Tuesday, September 3, 2013

Fanetti Plaza

Fanetti Plaza is 1 of 108 St. Louis parks. It was established in 1979 and makes up 1.51 acres of the total 2,956 acres of park land in St. Louis.


This triangular park is located between Ivory, Schirmer and Michigan Avenue in the Patch.  The city website doesn't give a location or any information on the park.


However, there is a great personal website with plenty of info on the park.

This website is so comprehensive, I'll have little to add.

Anyhow, Fanetti Park was named after Donald L. Fanetti (1922-1977).  A commemorative plaque exists in the park and describes Mr. Fanetti as:

FAMILY MAN-HUMORIST-FRIEND
BUSINESSMAN-COMMUNITY LEADER
UNDER-EDITOR BUGLE NEWSPAPER



The Bugle was a humorous newspaper published from 1944 - 1996.


Here's some background on the Bugle from stlmediahistory.com:
After returning from military service in 1944, newspaper founder Donald Fanetti published the first copies of The Bugle. He and his wife, Mary June, came up with many of the humorous features of the paper, such as the “Joke of the Weak” and an advice column from a politically incorrect, battered husband.              
“Donald Fanetti was probably one of the funniest guys in St. Louis history,” says Geraci. “He was always pulling stunts and he got away with a lot of stuff that wouldn’t go today. For example, he advertised that  was going to jump off the JB Bridge. The cops weren’t happy with that at all. A crowd showed up, and he showed up and jumped from a part of the bridge that was about three feet from the ground. I’m told he went to the Illinois side to do it so the police on this side couldn’t grab him” 
Stunts like the JB Bridge caper brought Fanetti and The Bugle to the attention of the late KMOX Radio personality Jack Carney. Carney would occasionally have Fanetti on his popular morning talk show, where the two would poke fun at each other.
The setting of Fanetti Park is nearly perfect as an urban pocket park.  It is on the property of the former St. Boniface Catholic Parish.  

As the Catholic Arch Diocese continues to abandon the city of St. Louis due to lower #'s of Catholics and hence dollars, they chose to close St. Boniface which had been in existence since 1861.  It sold the former church to Rothschild Allen LLC for slightly more than $1 million (source).  The church is now the Ivory Theatre, a ~200 seat theatre that host music, plays, etc.  They recently sold their former school to a Charter School called the Carondelet Leadership Academy:

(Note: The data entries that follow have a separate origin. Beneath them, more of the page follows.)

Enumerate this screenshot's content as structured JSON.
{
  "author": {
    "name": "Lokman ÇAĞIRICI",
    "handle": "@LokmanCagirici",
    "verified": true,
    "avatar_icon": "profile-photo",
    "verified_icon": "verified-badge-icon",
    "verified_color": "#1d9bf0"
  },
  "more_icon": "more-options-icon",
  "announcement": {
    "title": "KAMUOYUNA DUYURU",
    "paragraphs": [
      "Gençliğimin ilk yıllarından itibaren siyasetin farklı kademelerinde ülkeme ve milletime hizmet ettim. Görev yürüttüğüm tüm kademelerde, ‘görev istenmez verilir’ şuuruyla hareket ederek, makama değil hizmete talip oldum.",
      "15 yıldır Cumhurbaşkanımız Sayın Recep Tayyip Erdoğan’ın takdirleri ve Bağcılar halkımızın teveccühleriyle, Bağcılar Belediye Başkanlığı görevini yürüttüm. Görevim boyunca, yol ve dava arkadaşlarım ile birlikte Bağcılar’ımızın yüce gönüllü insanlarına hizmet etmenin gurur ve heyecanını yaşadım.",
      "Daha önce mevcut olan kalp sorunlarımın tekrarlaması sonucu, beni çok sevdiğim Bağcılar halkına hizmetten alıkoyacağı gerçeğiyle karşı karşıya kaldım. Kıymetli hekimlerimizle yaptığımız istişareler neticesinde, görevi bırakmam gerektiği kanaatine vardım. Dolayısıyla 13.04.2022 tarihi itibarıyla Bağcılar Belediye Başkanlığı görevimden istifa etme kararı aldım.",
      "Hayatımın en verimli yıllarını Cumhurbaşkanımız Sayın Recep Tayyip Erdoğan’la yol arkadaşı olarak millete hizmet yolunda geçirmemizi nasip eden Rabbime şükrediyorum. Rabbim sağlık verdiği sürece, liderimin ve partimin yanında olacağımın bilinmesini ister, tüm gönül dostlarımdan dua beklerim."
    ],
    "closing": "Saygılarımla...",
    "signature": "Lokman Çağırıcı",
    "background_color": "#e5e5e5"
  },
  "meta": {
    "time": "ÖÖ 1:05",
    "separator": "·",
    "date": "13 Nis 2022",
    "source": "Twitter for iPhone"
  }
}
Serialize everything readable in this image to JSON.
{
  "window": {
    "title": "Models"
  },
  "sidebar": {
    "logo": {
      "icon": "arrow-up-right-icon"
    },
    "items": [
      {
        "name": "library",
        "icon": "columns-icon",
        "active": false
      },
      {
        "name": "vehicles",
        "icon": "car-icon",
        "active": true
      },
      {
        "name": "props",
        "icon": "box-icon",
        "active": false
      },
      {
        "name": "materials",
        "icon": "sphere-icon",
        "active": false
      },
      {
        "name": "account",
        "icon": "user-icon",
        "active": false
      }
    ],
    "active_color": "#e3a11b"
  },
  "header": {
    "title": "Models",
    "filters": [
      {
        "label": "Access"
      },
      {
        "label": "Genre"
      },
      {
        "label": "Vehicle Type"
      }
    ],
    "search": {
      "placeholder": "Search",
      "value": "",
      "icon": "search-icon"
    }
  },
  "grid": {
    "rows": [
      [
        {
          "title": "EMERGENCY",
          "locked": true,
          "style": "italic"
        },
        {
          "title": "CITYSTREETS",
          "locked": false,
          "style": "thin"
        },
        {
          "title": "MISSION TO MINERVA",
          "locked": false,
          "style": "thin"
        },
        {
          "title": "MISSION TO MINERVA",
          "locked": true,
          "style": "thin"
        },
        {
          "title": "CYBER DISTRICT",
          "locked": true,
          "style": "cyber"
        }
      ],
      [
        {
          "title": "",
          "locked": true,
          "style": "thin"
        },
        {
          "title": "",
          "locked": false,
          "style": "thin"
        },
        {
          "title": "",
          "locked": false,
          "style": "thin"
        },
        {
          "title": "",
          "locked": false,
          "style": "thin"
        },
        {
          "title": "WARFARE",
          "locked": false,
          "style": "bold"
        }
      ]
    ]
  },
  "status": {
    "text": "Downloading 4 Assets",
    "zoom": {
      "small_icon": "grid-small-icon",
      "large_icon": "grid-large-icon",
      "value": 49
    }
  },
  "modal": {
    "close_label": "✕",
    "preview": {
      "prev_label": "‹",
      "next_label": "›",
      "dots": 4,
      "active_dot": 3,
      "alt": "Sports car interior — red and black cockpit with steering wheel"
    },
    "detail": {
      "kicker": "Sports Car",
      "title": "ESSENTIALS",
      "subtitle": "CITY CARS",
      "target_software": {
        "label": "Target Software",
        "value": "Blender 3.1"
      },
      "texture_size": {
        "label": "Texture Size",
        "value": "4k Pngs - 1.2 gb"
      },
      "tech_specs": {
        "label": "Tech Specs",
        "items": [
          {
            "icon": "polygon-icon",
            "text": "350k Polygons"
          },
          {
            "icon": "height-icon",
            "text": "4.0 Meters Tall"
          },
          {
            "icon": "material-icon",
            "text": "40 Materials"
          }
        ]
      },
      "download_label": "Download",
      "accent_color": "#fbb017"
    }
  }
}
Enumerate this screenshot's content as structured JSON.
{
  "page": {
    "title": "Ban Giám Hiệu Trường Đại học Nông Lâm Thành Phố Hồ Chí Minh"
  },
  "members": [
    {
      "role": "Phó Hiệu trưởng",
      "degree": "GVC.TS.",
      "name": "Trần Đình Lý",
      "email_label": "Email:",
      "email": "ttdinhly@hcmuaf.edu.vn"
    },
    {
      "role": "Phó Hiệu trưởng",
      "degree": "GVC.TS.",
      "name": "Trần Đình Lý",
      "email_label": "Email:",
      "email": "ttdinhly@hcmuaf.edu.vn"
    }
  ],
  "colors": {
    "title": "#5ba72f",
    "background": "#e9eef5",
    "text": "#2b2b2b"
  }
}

The Carondelet Leadership Academy Charter School was established in 2010 and is a Tuition-Free independent public school serving grades K-7, expanding to include 8th grade in the fall of 2013. We are managed by American Quality Schools, and sponsored by the University of Missouri. 
Carondelet Leadership Academy is a neighborhood school serving primarily zip codes 63111, 63116, 63118. CLA is designed for students who want a small school with a close-knit community of students, teachers and families, and an academically challenging, hands-on learning environment.










The park has a charming feel and it was designed very well and looks to be well maintained.  

There are walkways, a fountain, park benches and a covered pavilion area.  



The park overlooks some nice restaurants and commercial spaces.  This is a really nice part of the Patch.



Check out a show at the Ivory Theatre and take a stroll through Fanetti Park on your way to a nice dinner at the restaurants in the area.

3 comments:

Chris said...

Also the site of monthly free concerts in the summer.

framiko said...

I just rode my bike past here yesterday. As I passed, a young dude on a bike rode up to me and asked if I would race him. I declined. He rode ahead of me for a while then eventually peeled off.

I love this part of the city. It feels like an alternate universe.

A Bike Nerd said...

I encountered a young man on the river des pres greenway who also asked me to race. I declined. Something fishy was going on and I wanted no part of it.
As for the archdiocese "Abandoning" the city- I disagree with your choice of words. There are lots of Catholic Churchs in the city and due to shifts in population and the sad reality that church attendance is dwindleing it is not fesable to keep every church open. The rise of quality education in the city is a double edge sword. Yes you get great free education which benifits everyone but you also loose the support of the private catholic schools that are a tradition in this city. Why would parents in this economy pay for school when they can get a quality education for free? If the school goes, the church isn't far behind. Thank goodness a lot of these classic buildings are being repurposed.
Love your blog. I grew up in south Hampton and now live in St. Louis hills and sometimes I forget what a great city we have